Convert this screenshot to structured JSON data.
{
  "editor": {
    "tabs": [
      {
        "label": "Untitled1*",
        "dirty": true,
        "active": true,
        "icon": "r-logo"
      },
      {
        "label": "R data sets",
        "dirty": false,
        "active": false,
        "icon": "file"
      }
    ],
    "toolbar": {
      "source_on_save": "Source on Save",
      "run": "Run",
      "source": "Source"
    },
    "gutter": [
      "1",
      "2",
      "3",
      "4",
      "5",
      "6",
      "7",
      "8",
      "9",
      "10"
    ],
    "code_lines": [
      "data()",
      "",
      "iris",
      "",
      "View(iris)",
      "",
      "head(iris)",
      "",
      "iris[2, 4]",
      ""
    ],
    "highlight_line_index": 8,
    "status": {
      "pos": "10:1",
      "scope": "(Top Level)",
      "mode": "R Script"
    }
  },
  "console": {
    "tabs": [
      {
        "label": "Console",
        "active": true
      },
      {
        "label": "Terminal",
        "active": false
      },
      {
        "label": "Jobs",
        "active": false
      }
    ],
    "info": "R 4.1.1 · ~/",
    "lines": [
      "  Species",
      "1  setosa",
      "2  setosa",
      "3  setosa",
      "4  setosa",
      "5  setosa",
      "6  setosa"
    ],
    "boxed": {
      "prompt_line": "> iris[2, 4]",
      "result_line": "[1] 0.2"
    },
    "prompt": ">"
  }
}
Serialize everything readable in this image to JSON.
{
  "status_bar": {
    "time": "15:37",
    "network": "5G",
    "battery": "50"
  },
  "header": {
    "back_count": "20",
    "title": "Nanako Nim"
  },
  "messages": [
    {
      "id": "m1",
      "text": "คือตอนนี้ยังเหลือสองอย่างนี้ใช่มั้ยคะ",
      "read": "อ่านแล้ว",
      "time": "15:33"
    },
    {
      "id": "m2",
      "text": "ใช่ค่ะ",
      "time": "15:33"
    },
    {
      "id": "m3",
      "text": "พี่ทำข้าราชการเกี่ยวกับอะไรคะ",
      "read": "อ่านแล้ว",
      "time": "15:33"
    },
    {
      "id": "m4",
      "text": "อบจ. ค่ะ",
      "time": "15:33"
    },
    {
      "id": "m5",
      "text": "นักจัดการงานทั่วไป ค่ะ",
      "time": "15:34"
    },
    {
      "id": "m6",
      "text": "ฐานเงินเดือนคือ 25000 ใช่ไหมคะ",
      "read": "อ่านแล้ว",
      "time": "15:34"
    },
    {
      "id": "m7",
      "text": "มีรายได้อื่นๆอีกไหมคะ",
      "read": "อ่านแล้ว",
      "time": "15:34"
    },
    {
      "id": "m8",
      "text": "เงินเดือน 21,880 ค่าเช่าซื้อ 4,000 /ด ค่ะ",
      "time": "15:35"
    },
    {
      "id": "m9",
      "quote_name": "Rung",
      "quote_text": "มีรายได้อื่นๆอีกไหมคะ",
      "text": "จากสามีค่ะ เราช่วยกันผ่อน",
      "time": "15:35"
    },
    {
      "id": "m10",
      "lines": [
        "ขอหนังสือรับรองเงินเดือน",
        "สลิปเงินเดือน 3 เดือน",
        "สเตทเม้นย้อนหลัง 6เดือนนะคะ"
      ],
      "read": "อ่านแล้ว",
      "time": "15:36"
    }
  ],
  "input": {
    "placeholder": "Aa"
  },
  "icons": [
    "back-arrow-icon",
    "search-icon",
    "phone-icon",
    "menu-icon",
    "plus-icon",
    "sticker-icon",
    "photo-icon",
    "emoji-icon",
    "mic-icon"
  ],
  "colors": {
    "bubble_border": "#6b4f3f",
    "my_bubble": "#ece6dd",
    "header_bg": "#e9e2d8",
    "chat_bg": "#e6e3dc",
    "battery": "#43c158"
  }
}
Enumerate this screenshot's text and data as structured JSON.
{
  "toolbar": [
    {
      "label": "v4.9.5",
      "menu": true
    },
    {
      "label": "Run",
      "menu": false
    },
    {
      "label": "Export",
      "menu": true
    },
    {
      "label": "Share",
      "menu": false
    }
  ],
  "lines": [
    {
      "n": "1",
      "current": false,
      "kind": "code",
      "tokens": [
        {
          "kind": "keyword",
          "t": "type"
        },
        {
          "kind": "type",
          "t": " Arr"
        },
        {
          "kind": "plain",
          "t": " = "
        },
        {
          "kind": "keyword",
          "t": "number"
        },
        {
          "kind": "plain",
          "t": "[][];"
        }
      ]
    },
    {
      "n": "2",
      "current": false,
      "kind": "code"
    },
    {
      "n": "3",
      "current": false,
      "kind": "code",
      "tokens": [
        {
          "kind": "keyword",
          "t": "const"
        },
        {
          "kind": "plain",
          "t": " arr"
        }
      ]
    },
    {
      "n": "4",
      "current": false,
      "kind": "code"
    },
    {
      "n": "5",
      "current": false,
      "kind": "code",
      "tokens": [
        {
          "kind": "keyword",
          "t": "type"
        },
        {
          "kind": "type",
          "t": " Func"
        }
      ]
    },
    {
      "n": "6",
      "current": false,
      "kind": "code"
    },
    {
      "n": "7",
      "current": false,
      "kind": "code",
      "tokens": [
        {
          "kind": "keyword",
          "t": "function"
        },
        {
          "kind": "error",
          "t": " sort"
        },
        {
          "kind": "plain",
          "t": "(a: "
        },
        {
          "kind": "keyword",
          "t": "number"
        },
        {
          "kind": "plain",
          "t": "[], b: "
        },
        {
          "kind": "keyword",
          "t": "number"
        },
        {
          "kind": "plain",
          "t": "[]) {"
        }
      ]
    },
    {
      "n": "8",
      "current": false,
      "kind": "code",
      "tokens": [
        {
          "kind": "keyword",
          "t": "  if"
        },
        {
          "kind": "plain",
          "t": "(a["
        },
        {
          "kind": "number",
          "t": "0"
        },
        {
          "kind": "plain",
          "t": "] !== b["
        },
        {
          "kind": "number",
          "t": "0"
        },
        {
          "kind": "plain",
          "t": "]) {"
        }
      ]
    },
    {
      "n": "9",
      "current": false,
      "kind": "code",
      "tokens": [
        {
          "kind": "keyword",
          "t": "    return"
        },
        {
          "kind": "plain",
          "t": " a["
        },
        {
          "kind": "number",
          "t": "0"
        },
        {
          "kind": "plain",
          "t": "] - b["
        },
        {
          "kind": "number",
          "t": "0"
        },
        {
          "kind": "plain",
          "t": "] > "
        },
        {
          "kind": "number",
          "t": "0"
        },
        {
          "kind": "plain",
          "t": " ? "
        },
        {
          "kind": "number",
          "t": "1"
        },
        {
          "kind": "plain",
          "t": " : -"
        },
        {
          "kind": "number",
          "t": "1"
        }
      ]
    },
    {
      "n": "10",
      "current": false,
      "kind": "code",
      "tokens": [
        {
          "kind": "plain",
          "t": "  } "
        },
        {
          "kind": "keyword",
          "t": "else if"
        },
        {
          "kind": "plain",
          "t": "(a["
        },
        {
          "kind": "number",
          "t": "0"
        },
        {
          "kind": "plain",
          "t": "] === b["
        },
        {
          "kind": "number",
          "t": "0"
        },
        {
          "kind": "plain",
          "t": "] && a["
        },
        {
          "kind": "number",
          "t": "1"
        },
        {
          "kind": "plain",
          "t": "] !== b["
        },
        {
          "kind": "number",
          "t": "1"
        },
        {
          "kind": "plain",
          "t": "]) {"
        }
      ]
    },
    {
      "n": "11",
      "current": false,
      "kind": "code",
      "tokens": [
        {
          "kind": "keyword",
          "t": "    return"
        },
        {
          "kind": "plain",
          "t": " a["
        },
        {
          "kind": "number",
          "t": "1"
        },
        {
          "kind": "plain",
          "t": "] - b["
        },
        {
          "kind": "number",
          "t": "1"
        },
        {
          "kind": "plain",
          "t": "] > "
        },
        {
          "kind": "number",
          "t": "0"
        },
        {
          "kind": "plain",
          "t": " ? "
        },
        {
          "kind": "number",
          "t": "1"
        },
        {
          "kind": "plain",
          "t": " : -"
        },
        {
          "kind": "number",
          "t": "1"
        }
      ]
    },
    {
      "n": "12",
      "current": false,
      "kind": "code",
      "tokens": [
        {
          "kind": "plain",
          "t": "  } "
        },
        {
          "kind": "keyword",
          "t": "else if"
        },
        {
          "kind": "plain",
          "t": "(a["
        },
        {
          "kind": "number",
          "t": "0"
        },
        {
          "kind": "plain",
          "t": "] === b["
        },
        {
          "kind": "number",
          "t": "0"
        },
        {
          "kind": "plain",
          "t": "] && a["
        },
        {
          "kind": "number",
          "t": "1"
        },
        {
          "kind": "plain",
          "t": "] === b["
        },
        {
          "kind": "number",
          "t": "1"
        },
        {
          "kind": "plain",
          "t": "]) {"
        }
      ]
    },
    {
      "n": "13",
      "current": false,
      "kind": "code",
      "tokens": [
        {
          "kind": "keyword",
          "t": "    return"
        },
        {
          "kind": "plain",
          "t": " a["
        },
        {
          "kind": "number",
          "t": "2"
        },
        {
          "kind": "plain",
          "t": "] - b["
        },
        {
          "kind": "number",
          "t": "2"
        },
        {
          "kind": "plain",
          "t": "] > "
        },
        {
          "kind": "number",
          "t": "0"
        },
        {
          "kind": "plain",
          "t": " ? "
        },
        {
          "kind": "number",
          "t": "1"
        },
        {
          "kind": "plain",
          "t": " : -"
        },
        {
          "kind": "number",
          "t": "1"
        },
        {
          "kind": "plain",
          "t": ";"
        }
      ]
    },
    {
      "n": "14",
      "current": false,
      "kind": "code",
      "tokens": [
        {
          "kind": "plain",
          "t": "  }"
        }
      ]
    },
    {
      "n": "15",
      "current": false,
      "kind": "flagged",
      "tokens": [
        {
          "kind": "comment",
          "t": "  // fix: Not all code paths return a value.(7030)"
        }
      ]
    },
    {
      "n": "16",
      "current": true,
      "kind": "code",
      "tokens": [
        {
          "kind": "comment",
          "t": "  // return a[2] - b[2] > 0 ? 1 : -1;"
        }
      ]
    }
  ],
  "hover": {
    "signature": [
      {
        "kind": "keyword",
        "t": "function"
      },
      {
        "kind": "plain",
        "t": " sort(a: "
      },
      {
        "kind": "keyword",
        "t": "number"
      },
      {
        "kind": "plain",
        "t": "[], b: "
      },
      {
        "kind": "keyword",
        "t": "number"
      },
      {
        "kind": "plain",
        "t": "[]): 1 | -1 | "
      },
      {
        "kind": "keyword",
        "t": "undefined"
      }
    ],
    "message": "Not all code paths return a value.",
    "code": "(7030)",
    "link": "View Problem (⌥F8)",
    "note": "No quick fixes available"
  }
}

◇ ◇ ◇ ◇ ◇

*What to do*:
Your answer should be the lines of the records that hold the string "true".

*Written solution*:
        "dirty": true,
        "active": true,
        "active": true
      "menu": true
      "menu": true
      "current": true,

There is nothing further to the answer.